Each record should be output exactly, with every character kept.
═══ SUPPLIED DATA
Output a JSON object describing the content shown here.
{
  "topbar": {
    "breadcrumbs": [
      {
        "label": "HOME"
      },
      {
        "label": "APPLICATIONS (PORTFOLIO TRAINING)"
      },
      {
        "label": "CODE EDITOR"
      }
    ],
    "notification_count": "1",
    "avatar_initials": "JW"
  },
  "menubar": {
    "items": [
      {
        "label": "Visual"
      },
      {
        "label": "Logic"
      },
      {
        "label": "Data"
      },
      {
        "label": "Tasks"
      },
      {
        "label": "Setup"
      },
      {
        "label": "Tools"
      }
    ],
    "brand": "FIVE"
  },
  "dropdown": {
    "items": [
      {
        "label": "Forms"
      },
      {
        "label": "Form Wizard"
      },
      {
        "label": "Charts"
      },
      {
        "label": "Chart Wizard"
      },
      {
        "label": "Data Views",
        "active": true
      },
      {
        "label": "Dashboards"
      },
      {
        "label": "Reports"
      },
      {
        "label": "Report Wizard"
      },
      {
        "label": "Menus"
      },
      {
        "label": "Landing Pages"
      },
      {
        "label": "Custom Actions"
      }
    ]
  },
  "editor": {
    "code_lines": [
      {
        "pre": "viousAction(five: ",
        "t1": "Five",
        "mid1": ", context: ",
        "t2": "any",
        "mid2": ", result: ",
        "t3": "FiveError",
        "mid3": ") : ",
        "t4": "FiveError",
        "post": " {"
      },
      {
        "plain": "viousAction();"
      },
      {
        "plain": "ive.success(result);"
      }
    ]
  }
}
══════
▸ **RESULT FOR THIS EXERCISE**
Output a JSON object describing the content shown here.
{
  "topbar": {
    "breadcrumbs": [
      {
        "label": "HOME"
      },
      {
        "label": "APPLICATIONS (PORTFOLIO TRAINING)"
      },
      {
        "label": "CODE EDITOR"
      }
    ],
    "notification_count": "1",
    "avatar_initials": "JW"
  },
  "menubar": {
    "items": [
      {
        "label": "Visual"
      },
      {
        "label": "Logic"
      },
      {
        "label": "Data"
      },
      {
        "label": "Tasks"
      },
      {
        "label": "Setup"
      },
      {
        "label": "Tools"
      }
    ],
    "brand": "FIVE"
  },
  "dropdown": {
    "items": [
      {
        "label": "Forms"
      },
      {
        "label": "Form Wizard"
      },
      {
        "label": "Charts"
      },
      {
        "label": "Chart Wizard"
      },
      {
        "label": "Data Views",
        "active": true
      },
      {
        "label": "Dashboards"
      },
      {
        "label": "Reports"
      },
      {
        "label": "Report Wizard"
      },
      {
        "label": "Menus"
      },
      {
        "label": "Landing Pages"
      },
      {
        "label": "Custom Actions"
      }
    ]
  },
  "editor": {
    "code_lines": [
      {
        "pre": "viousAction(five: ",
        "t1": "Five",
        "mid1": ", context: ",
        "t2": "any",
        "mid2": ", result: ",
        "t3": "FiveError",
        "mid3": ") : ",
        "t4": "FiveError",
        "post": " {"
      },
      {
        "plain": "viousAction();"
      },
      {
        "plain": "ive.success(result);"
      }
    ]
  }
}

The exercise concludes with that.